I am proud that under my mandate the Parliament and Council agreed on our proposal for new national emission reduction targets, which will help significantly reduce the health impact of pollution in the long run. Nevertheless, during my time in office, I have also learnt that the effectiveness of our clean air policy depends on the coherence of the whole. That is the key to long-term success.
The EU has been working for decades to improve air quality by controlling emissions of harmful substances into the atmosphere, improving fuel quality, and integrating environmental protection requirements into various sectors. The aim is to reduce air pollution to levels that minimise harmful effects on human health and the environment over the entire EU. Air pollution travels across national boundaries so coordination is important. EU law leaves the choice of means to comply with the agreed limit values to the member states.
There are three main pillars – first of all, the air quality standards set out in the Ambient Air Quality Directives for ground-level ozone, particulate matter, nitrogen oxides, dangerous heavy metals and a number of other pollutants. These standards were to be attained by all member states from – depending on the pollutant – 2005 or 2010 onwards. If the set limit values are exceeded, they are required to adopt air quality plans detailing measures apt to keep the exceedance period as short as possible.
The second pillar is national emission reduction targets set out in the National Emissions Ceiling Directive for major trans-boundary air pollutants like sulphur oxides, nitrogen oxides, ammonia, volatile organic compounds and particulate matter. The national emission reduction targets were revised in 2016 to include new limits that need to be met in 2020 and 2030, and an additional pollutant – fine particulate matter (PM2.5).
And thirdly, there are the emissions standards for pollution sources like from vehicles and ships, energy and industry. There are targeted standards for each of these set out in EU legislation.
What do you expect from the next Commission in this area?
There is an urgent need to improve air quality in Europe, and that means the full implementation of the standards agreed more than a decade ago. It requires action at all levels and I’m sure the next Commission will continue to support those actions with all the means it has at its disposal.
I think the review of legislation will continue as well. A Fitness Check of the Ambient Air Quality Directives is underway. The findings will be used to inform further reflections on whether these directives continue to provide the appropriate legislative framework to ensure protection from adverse impacts on, and risks to, human health and the environment.
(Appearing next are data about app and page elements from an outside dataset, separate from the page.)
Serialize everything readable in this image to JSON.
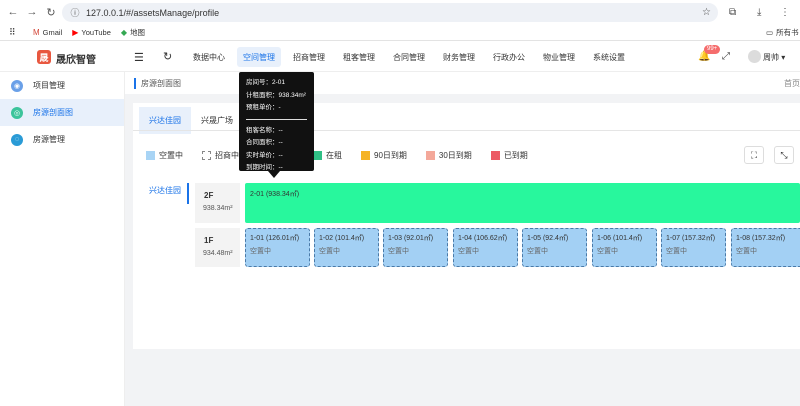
{
  "browser": {
    "url": "127.0.0.1/#/assetsManage/profile",
    "bookmarks": [
      {
        "label": "Gmail",
        "icon": "gmail-icon"
      },
      {
        "label": "YouTube",
        "icon": "youtube-icon"
      },
      {
        "label": "地图",
        "icon": "maps-icon"
      }
    ],
    "all_bookmarks_label": "所有书"
  },
  "app": {
    "brand": "晟欣智管",
    "topnav": [
      "数据中心",
      "空间管理",
      "招商管理",
      "租客管理",
      "合同管理",
      "财务管理",
      "行政办公",
      "物业管理",
      "系统设置"
    ],
    "active_nav": "空间管理",
    "notification_count": "99+",
    "user": "周帅"
  },
  "sidebar": {
    "items": [
      {
        "label": "项目管理",
        "color": "#6aa0e8"
      },
      {
        "label": "房源剖面图",
        "color": "#3cc49b"
      },
      {
        "label": "房源管理",
        "color": "#2a9bd6"
      }
    ],
    "active_index": 1
  },
  "page": {
    "breadcrumb": "房源剖面图",
    "breadcrumb_right": "首页",
    "tabs": [
      "兴达佳园",
      "兴晟广场"
    ],
    "active_tab": 0,
    "legend": [
      {
        "label": "空置中",
        "color": "#a8d4f5",
        "dashed": false
      },
      {
        "label": "招商中",
        "color": "#ffffff",
        "dashed": true
      },
      {
        "label": "在租",
        "color": "#2fbf85",
        "dashed": false
      },
      {
        "label": "90日到期",
        "color": "#f5b324",
        "dashed": false
      },
      {
        "label": "30日到期",
        "color": "#f4a89a",
        "dashed": false
      },
      {
        "label": "已到期",
        "color": "#ec5a64",
        "dashed": false
      }
    ],
    "building": "兴达佳园",
    "floors": [
      {
        "name": "2F",
        "area": "938.34m²"
      },
      {
        "name": "1F",
        "area": "934.48m²"
      }
    ],
    "rented_room": "2-01 (938.34㎡)",
    "rooms_1f": [
      {
        "name": "1-01 (126.01㎡)",
        "status": "空置中"
      },
      {
        "name": "1-02 (101.4㎡)",
        "status": "空置中"
      },
      {
        "name": "1-03 (92.01㎡)",
        "status": "空置中"
      },
      {
        "name": "1-04 (106.62㎡)",
        "status": "空置中"
      },
      {
        "name": "1-05 (92.4㎡)",
        "status": "空置中"
      },
      {
        "name": "1-06 (101.4㎡)",
        "status": "空置中"
      },
      {
        "name": "1-07 (157.32㎡)",
        "status": "空置中"
      },
      {
        "name": "1-08 (157.32㎡)",
        "status": "空置中"
      }
    ]
  },
  "tooltip": {
    "lines_top": [
      "房间号：2-01",
      "计租面积：938.34m²",
      "预租单价：-"
    ],
    "lines_bottom": [
      "租客名称：--",
      "合同面积：--",
      "实时单价：--",
      "到期时间：--"
    ]
  }
}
Improving air quality is a long-term challenge for Europe. The only solution is a comprehensive approach across different sectors, from agriculture, transport, energy, to local planning, bringing together all the different actors concerned. Cost-effective solutions to improve air quality exist and are widely available. But they need to be put into practice – as soon as possible.
[Edited by Zoran Radosavljevic]